## Exercise:
Report all lines in the records that hold the string "this".

## Records drawn from a dataset:
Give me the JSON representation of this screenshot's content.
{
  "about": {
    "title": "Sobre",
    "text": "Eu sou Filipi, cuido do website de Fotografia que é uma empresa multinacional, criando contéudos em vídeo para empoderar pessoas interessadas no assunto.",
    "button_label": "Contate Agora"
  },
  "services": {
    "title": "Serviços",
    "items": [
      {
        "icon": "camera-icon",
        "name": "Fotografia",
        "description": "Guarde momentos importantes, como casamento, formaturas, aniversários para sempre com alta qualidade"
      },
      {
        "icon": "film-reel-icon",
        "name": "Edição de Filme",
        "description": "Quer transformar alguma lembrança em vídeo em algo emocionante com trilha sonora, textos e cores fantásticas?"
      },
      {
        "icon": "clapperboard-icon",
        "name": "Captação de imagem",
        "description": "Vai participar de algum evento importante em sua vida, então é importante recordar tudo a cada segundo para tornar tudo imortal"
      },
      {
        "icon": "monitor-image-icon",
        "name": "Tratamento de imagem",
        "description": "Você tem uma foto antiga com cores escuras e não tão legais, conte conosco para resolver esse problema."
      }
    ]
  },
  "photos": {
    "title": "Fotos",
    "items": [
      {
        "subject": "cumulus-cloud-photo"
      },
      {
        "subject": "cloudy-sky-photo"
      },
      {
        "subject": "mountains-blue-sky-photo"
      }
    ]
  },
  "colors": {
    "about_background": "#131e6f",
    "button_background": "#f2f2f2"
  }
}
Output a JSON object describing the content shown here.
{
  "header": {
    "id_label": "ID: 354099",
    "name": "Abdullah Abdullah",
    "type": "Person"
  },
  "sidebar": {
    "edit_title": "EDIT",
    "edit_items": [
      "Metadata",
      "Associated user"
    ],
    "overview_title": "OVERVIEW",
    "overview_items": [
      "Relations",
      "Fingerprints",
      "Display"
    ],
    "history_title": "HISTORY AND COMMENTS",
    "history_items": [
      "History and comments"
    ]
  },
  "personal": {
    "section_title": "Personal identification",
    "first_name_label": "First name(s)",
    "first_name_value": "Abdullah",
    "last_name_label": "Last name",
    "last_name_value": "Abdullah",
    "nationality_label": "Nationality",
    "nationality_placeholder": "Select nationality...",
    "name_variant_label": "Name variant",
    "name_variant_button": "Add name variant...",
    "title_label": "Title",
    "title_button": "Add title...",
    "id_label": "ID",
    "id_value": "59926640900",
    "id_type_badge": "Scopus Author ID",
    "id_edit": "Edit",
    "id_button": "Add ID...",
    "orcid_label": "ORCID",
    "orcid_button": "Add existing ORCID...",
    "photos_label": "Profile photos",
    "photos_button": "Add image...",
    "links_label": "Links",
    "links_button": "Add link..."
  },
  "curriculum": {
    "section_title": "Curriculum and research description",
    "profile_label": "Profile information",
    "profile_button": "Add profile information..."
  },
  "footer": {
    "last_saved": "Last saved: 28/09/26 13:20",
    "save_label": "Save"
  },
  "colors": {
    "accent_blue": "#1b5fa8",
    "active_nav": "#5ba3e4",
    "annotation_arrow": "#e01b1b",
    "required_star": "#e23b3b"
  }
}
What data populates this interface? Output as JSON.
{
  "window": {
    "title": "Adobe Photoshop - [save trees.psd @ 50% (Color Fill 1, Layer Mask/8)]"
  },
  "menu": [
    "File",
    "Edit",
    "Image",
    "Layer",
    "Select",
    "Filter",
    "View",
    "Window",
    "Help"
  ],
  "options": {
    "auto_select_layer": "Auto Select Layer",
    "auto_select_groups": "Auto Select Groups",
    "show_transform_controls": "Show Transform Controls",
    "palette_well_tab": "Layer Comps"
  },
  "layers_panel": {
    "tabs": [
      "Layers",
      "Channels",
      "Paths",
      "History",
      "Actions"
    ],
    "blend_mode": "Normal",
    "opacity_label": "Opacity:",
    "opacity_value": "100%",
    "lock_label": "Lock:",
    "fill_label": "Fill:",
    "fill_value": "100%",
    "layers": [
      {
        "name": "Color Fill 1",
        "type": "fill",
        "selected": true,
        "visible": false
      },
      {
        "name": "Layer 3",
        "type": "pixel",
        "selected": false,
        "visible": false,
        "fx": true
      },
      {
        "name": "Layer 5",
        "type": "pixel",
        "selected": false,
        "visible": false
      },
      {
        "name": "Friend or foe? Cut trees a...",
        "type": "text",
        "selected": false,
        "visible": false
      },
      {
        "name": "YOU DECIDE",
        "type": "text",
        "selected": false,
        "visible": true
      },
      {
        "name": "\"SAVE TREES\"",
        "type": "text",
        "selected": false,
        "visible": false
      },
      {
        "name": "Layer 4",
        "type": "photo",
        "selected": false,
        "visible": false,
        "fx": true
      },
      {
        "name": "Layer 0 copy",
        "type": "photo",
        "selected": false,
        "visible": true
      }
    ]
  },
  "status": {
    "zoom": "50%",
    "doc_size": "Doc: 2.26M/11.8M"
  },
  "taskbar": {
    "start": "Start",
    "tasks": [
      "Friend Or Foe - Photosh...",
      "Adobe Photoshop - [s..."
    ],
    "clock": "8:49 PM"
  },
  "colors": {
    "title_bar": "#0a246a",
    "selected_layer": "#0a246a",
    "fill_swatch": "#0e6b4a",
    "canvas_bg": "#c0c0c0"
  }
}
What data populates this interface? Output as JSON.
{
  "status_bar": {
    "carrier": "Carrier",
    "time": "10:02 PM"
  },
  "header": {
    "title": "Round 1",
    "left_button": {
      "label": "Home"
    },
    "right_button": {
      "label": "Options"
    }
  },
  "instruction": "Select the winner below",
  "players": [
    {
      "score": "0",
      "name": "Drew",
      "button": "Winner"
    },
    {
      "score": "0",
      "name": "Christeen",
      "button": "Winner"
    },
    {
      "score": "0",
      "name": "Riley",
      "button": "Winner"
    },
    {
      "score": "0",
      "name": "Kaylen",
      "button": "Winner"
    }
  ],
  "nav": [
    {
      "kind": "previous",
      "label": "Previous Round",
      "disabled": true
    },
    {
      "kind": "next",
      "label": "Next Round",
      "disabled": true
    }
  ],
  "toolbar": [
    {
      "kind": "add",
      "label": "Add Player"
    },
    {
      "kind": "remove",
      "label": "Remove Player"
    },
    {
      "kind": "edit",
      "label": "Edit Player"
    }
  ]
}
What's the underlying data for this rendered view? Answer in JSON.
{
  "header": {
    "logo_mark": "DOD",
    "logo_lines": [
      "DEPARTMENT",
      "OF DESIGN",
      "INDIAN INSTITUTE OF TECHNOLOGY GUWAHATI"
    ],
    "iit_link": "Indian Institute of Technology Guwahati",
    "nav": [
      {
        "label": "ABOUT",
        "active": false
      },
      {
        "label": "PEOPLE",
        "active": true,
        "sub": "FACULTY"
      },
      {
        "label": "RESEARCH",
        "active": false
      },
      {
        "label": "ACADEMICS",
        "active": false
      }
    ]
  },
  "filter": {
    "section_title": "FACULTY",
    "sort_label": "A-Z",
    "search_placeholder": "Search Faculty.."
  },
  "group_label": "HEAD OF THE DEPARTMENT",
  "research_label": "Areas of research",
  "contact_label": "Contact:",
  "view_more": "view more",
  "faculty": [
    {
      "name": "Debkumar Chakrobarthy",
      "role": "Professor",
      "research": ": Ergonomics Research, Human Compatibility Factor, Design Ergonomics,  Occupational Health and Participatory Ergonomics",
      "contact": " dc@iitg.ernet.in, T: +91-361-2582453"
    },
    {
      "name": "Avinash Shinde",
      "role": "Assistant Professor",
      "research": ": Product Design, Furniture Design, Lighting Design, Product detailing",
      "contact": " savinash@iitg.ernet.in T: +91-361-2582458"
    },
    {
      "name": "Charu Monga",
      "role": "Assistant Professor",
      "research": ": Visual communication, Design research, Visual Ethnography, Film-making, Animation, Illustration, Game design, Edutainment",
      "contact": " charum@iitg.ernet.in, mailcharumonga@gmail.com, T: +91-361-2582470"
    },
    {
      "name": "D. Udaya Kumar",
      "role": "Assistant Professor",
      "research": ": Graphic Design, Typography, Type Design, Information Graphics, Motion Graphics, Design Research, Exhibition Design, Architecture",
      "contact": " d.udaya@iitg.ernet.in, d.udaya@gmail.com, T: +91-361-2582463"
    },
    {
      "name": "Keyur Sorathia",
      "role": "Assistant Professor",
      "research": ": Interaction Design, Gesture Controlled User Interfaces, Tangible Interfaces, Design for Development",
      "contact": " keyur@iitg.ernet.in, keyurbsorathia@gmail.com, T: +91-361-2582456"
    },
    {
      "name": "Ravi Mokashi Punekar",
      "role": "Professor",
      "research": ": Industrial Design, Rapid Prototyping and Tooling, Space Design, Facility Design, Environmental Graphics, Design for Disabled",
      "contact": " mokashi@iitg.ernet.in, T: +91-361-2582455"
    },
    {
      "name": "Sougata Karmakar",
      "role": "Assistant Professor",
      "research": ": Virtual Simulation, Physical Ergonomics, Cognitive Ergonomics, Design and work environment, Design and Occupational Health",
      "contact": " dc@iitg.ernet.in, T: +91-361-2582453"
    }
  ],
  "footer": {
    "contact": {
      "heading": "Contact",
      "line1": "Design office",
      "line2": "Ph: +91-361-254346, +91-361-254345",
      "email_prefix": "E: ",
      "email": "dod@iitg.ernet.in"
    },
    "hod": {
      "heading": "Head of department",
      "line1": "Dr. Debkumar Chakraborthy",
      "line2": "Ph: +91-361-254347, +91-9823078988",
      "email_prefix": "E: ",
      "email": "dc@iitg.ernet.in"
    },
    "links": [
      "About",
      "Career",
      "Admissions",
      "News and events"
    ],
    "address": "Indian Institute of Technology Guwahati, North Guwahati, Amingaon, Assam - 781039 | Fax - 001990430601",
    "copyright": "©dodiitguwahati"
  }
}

## Written solution:
Give me the JSON representation of this screenshot's content.
What data populates this interface? Output as JSON.
What data populates this interface? Output as JSON.
What's the underlying data for this rendered view? Answer in JSON.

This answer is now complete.